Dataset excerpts
· · · ·

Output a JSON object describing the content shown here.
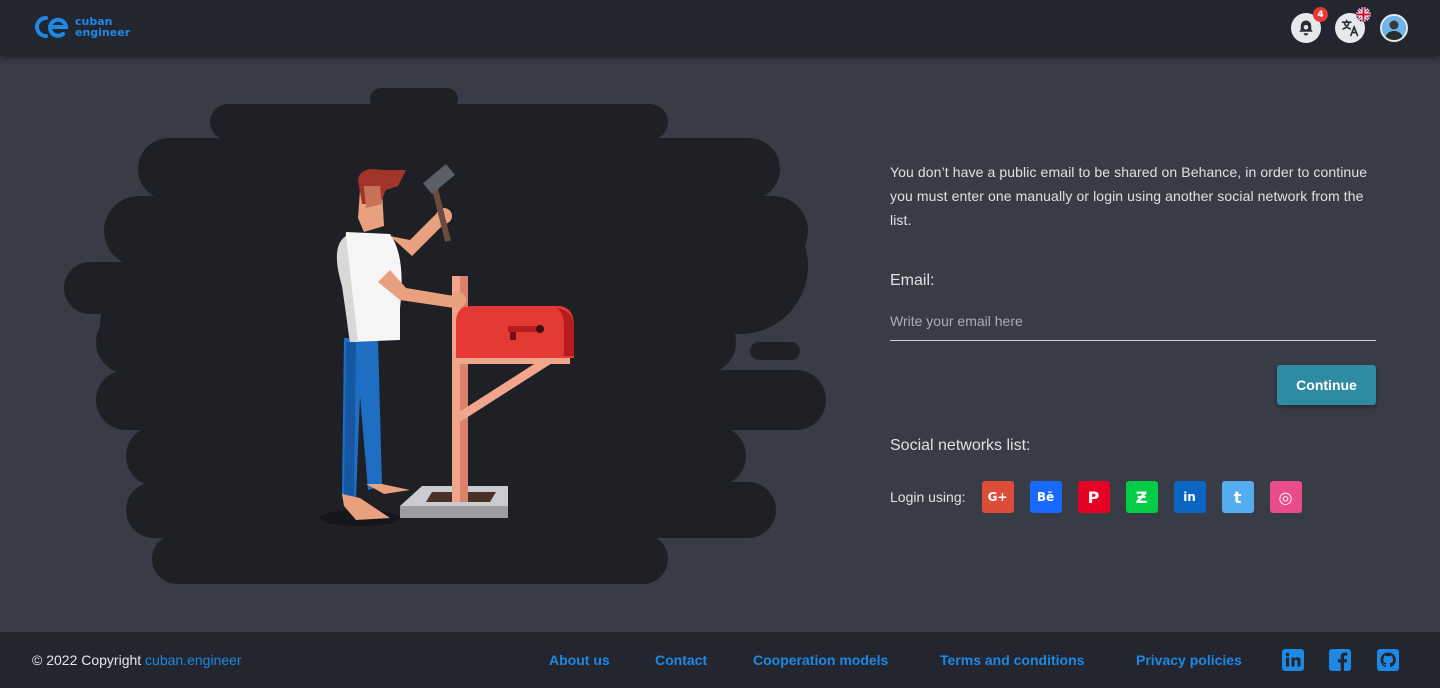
{
  "header": {
    "logo_line1": "cuban",
    "logo_line2": "engineer",
    "notifications_count": "4",
    "language_flag": "uk-flag-icon",
    "avatar": "user-avatar"
  },
  "form": {
    "intro": "You don’t have a public email to be shared on Behance, in order to continue you must enter one manually or login using another social network from the list.",
    "email_label": "Email:",
    "email_placeholder": "Write your email here",
    "email_value": "",
    "continue_label": "Continue",
    "social_title": "Social networks list:",
    "login_label": "Login using:",
    "networks": [
      {
        "name": "google-plus",
        "glyph": "G+",
        "color": "#dd4b39"
      },
      {
        "name": "behance",
        "glyph": "Bē",
        "color": "#1769ff"
      },
      {
        "name": "pinterest",
        "glyph": "P",
        "color": "#e60023"
      },
      {
        "name": "deviantart",
        "glyph": "Ƶ",
        "color": "#05cc47"
      },
      {
        "name": "linkedin",
        "glyph": "in",
        "color": "#0a66c2"
      },
      {
        "name": "twitter",
        "glyph": "t",
        "color": "#55acee"
      },
      {
        "name": "dribbble",
        "glyph": "◎",
        "color": "#ea4c89"
      }
    ]
  },
  "footer": {
    "copyright": "© 2022 Copyright",
    "site": "cuban.engineer",
    "links": [
      "About us",
      "Contact",
      "Cooperation models",
      "Terms and conditions",
      "Privacy policies"
    ]
  },
  "colors": {
    "accent": "#1e88e5",
    "button": "#2e8ba3",
    "background": "#383c47",
    "bar": "#23262e"
  }
}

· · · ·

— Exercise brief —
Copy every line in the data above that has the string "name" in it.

— Expected answer —
        "name": "google-plus",
        "name": "behance",
        "name": "pinterest",
        "name": "deviantart",
        "name": "linkedin",
        "name": "twitter",
        "name": "dribbble",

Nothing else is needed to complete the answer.